⟨
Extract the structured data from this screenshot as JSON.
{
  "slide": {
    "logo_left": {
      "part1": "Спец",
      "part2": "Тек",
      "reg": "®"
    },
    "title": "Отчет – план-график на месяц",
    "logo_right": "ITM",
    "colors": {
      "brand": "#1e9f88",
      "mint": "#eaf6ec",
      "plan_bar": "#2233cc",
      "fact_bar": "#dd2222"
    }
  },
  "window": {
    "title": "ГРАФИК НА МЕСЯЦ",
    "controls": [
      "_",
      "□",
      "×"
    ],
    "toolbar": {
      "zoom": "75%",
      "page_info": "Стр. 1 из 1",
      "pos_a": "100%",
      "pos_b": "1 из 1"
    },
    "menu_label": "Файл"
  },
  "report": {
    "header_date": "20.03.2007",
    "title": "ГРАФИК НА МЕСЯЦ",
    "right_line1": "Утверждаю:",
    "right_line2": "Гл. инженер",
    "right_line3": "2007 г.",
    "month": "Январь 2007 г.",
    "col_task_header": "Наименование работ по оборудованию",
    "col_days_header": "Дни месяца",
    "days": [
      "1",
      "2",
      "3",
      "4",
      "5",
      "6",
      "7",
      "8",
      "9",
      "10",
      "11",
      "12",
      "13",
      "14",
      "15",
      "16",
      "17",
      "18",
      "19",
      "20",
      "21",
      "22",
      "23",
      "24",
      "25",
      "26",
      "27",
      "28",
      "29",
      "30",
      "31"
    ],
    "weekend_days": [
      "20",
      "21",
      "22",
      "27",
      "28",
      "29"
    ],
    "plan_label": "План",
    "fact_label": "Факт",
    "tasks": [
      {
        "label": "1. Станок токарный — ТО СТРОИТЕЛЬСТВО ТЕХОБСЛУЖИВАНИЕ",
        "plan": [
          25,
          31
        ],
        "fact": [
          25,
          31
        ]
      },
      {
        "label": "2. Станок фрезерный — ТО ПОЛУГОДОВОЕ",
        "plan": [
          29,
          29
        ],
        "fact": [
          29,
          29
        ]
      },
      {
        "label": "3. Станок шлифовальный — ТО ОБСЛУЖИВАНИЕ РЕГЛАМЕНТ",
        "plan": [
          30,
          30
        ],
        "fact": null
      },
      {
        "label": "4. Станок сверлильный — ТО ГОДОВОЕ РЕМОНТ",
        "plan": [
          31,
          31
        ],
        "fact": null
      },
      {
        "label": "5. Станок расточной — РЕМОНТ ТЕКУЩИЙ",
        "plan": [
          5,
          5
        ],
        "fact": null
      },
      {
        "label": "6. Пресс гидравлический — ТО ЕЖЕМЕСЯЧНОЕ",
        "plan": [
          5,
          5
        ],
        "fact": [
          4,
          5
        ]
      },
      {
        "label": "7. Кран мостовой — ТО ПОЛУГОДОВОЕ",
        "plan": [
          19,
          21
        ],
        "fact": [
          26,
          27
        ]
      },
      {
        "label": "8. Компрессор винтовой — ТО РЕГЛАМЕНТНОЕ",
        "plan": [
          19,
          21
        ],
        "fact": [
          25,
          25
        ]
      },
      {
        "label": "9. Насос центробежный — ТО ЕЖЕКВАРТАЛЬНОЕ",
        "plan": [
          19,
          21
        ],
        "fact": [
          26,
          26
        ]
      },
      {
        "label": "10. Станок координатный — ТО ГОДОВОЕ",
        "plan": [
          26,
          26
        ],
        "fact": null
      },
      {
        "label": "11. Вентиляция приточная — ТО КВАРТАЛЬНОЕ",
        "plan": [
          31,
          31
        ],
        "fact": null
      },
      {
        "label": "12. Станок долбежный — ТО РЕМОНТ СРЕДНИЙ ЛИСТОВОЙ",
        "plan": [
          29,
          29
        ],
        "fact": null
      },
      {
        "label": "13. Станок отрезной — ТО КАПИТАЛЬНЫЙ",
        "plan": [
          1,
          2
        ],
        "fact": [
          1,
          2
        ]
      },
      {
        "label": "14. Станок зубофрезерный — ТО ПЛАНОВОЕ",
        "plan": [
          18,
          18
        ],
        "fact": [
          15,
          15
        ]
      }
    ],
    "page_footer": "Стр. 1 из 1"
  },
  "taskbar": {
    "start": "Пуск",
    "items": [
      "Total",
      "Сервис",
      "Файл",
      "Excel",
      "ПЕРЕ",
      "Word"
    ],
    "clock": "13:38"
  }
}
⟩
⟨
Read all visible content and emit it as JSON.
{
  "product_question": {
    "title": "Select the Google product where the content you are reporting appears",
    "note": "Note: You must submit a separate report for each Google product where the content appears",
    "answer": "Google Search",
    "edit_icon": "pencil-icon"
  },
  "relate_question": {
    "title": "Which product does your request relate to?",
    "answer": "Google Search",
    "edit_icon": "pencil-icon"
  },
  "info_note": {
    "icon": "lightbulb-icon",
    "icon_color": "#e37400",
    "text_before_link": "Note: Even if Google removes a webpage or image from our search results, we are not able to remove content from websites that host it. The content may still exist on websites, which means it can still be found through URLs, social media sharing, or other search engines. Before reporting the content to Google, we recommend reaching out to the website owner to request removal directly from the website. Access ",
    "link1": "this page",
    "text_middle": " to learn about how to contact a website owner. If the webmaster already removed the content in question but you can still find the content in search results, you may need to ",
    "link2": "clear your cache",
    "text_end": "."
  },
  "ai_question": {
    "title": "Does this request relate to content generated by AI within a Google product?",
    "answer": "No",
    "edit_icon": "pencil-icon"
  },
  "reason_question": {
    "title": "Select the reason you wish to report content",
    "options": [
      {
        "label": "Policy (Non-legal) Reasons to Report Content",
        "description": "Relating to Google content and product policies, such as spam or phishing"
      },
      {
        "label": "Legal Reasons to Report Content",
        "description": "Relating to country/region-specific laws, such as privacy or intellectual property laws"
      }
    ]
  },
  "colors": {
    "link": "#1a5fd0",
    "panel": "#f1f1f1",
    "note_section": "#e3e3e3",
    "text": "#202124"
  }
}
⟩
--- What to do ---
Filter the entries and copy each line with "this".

--- Finished exercise ---
Extract the structured data from this screenshot as JSON.
    "link1": "this page",
    "title": "Does this request relate to content generated by AI within a Google product?",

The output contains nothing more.